» **THE TASK**
The answer must consist of each line of the records below that contains the string "Outfit".

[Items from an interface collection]
- - - - - - -

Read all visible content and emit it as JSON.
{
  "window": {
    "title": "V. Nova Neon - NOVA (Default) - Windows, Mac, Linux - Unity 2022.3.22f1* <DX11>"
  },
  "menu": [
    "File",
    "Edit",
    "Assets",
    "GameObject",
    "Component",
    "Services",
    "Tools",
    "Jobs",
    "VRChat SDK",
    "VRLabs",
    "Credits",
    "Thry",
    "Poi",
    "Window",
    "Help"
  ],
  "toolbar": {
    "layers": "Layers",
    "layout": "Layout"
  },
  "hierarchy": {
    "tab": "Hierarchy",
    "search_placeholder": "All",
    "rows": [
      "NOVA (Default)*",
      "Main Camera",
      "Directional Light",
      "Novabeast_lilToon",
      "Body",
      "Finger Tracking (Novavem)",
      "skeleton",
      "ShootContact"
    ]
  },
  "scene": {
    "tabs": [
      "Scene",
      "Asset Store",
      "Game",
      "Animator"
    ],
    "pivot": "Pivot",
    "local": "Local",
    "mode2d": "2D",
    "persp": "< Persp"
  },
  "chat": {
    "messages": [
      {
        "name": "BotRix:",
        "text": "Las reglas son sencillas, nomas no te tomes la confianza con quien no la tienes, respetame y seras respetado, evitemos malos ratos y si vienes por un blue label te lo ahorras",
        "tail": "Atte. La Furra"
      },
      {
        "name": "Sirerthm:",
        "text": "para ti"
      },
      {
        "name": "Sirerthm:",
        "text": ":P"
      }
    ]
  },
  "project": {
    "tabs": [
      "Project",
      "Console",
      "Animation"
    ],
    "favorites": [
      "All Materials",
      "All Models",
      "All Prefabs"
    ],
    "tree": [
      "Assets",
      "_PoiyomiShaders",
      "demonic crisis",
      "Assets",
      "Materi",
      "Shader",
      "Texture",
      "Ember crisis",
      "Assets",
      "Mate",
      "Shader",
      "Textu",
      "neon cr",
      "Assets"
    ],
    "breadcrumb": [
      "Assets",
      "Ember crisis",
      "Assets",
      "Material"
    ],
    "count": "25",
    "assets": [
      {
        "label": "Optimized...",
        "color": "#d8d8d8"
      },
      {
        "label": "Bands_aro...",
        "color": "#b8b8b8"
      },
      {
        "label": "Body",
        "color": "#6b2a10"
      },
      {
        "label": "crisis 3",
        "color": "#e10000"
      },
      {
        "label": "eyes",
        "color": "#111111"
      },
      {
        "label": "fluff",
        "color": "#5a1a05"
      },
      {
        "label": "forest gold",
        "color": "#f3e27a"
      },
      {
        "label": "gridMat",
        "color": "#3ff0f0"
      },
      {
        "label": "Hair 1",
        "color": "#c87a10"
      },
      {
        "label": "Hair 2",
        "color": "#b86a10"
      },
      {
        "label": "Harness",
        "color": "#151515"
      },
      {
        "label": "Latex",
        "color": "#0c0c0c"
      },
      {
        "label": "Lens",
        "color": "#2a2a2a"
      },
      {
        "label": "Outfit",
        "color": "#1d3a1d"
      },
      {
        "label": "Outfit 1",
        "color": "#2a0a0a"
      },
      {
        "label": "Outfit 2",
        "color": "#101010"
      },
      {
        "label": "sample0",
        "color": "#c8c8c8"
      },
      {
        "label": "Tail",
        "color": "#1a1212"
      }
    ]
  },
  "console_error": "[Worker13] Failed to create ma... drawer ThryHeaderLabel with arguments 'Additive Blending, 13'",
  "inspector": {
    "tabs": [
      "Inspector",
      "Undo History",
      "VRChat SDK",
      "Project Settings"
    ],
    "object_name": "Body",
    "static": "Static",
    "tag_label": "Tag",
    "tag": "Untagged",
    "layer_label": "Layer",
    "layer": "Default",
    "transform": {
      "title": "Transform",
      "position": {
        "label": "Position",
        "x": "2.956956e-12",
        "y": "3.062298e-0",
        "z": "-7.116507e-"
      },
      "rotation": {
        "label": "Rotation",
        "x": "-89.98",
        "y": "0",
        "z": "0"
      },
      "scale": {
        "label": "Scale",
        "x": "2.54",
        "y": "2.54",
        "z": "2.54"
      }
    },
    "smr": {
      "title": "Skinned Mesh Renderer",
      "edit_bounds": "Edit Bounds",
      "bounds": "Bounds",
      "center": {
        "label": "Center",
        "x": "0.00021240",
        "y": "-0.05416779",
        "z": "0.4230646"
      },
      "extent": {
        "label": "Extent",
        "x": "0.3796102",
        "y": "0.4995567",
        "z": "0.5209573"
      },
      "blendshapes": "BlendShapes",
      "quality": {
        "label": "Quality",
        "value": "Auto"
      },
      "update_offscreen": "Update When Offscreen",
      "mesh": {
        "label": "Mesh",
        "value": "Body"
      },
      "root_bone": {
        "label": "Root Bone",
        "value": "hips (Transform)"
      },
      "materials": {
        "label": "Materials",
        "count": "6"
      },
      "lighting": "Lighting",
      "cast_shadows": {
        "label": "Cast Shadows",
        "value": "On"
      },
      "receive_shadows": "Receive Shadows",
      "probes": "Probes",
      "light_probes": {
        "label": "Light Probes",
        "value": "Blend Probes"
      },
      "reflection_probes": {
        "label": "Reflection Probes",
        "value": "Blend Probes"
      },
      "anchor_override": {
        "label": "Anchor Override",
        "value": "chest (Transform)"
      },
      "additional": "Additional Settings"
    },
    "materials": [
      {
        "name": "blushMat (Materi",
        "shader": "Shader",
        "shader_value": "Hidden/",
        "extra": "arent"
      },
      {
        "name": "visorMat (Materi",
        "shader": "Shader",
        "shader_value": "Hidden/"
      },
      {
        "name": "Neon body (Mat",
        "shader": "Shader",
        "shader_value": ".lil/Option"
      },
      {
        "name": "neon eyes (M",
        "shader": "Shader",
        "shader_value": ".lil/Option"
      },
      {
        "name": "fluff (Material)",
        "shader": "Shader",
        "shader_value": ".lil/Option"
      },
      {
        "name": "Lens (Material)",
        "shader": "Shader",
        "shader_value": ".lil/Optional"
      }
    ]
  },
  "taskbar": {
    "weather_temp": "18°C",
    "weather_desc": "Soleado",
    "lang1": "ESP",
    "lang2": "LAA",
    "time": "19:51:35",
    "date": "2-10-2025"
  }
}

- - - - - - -

» **ANSWER FOR THE TASK**
        "label": "Outfit",
        "label": "Outfit 1",
        "label": "Outfit 2",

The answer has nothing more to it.